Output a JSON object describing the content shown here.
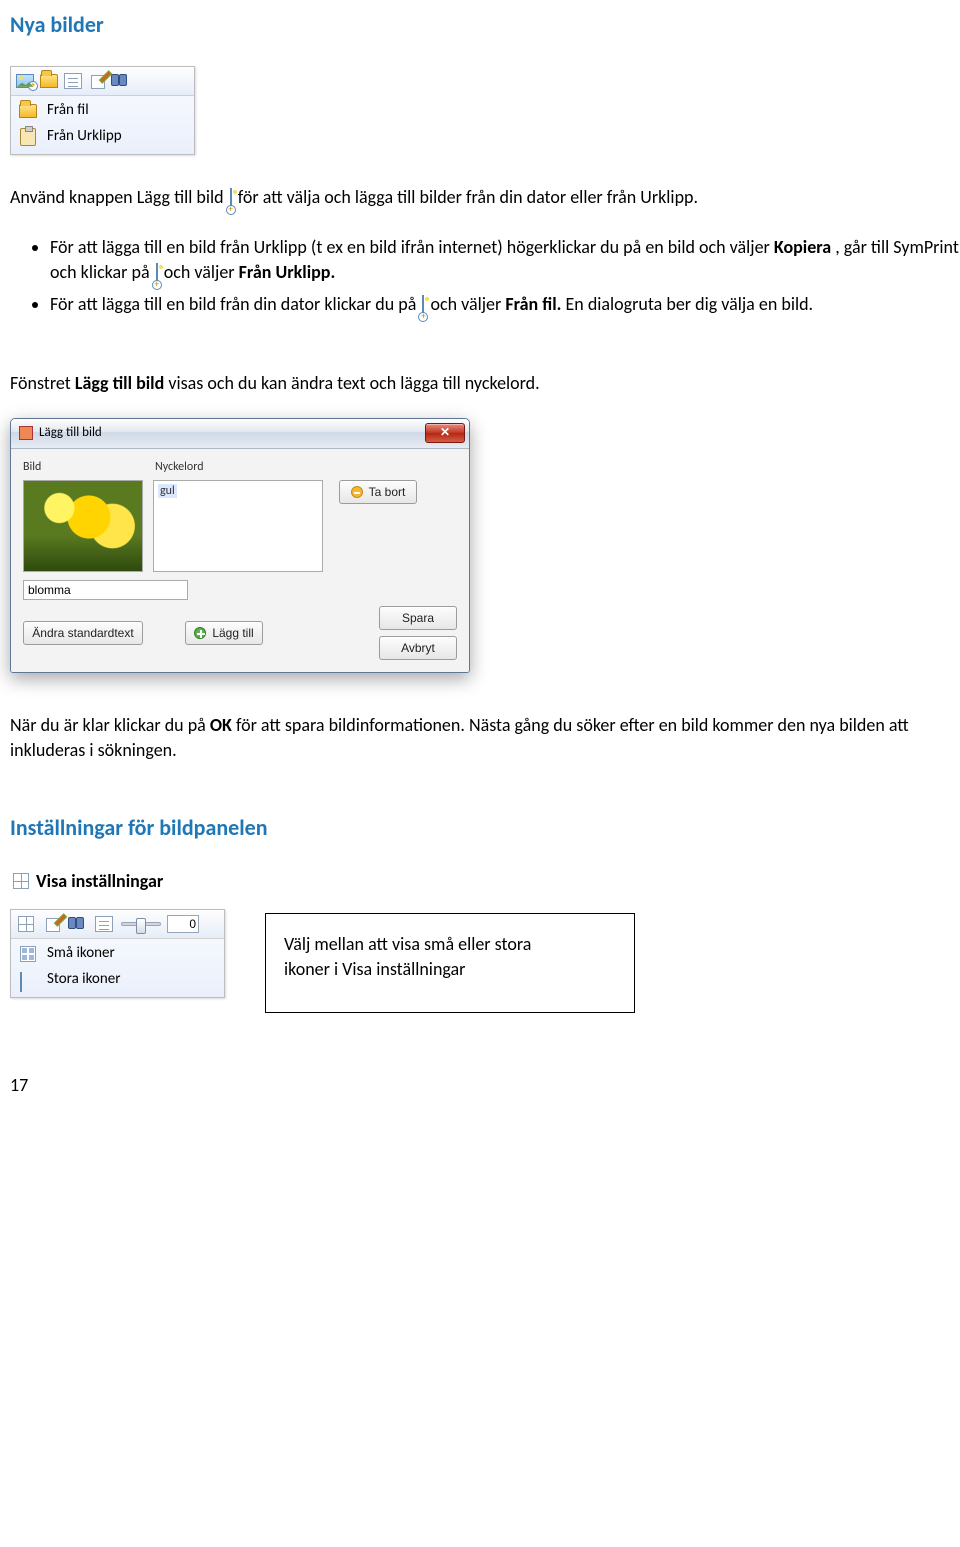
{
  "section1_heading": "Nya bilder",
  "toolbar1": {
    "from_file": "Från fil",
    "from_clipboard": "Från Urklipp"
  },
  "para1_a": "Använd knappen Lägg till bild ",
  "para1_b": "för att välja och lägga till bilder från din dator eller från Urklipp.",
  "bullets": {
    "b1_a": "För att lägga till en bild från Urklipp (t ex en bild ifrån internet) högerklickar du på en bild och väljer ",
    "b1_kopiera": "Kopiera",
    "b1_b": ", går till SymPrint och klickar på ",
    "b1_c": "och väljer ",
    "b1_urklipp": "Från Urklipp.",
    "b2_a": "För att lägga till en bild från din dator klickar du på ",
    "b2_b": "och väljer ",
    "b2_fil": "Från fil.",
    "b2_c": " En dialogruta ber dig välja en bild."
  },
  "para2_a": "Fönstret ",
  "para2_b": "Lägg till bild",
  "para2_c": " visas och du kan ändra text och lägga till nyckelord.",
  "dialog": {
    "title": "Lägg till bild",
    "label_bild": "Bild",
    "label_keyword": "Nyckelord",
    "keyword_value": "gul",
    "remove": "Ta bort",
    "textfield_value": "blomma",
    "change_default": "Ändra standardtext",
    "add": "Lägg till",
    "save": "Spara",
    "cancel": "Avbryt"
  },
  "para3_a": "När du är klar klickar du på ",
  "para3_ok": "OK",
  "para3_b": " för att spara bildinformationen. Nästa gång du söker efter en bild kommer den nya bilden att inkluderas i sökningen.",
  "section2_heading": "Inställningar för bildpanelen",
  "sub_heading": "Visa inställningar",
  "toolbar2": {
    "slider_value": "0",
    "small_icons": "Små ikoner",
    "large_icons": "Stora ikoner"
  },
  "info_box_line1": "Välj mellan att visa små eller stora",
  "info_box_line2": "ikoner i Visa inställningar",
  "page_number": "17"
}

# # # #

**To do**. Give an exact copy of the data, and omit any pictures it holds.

**Written answer**.
Output a JSON object describing the content shown here.
{
  "section1_heading": "Nya bilder",
  "toolbar1": {
    "from_file": "Från fil",
    "from_clipboard": "Från Urklipp"
  },
  "para1_a": "Använd knappen Lägg till bild ",
  "para1_b": "för att välja och lägga till bilder från din dator eller från Urklipp.",
  "bullets": {
    "b1_a": "För att lägga till en bild från Urklipp (t ex en bild ifrån internet) högerklickar du på en bild och väljer ",
    "b1_kopiera": "Kopiera",
    "b1_b": ", går till SymPrint och klickar på ",
    "b1_c": "och väljer ",
    "b1_urklipp": "Från Urklipp.",
    "b2_a": "För att lägga till en bild från din dator klickar du på ",
    "b2_b": "och väljer ",
    "b2_fil": "Från fil.",
    "b2_c": " En dialogruta ber dig välja en bild."
  },
  "para2_a": "Fönstret ",
  "para2_b": "Lägg till bild",
  "para2_c": " visas och du kan ändra text och lägga till nyckelord.",
  "dialog": {
    "title": "Lägg till bild",
    "label_bild": "Bild",
    "label_keyword": "Nyckelord",
    "keyword_value": "gul",
    "remove": "Ta bort",
    "textfield_value": "blomma",
    "change_default": "Ändra standardtext",
    "add": "Lägg till",
    "save": "Spara",
    "cancel": "Avbryt"
  },
  "para3_a": "När du är klar klickar du på ",
  "para3_ok": "OK",
  "para3_b": " för att spara bildinformationen. Nästa gång du söker efter en bild kommer den nya bilden att inkluderas i sökningen.",
  "section2_heading": "Inställningar för bildpanelen",
  "sub_heading": "Visa inställningar",
  "toolbar2": {
    "slider_value": "0",
    "small_icons": "Små ikoner",
    "large_icons": "Stora ikoner"
  },
  "info_box_line1": "Välj mellan att visa små eller stora",
  "info_box_line2": "ikoner i Visa inställningar",
  "page_number": "17"
}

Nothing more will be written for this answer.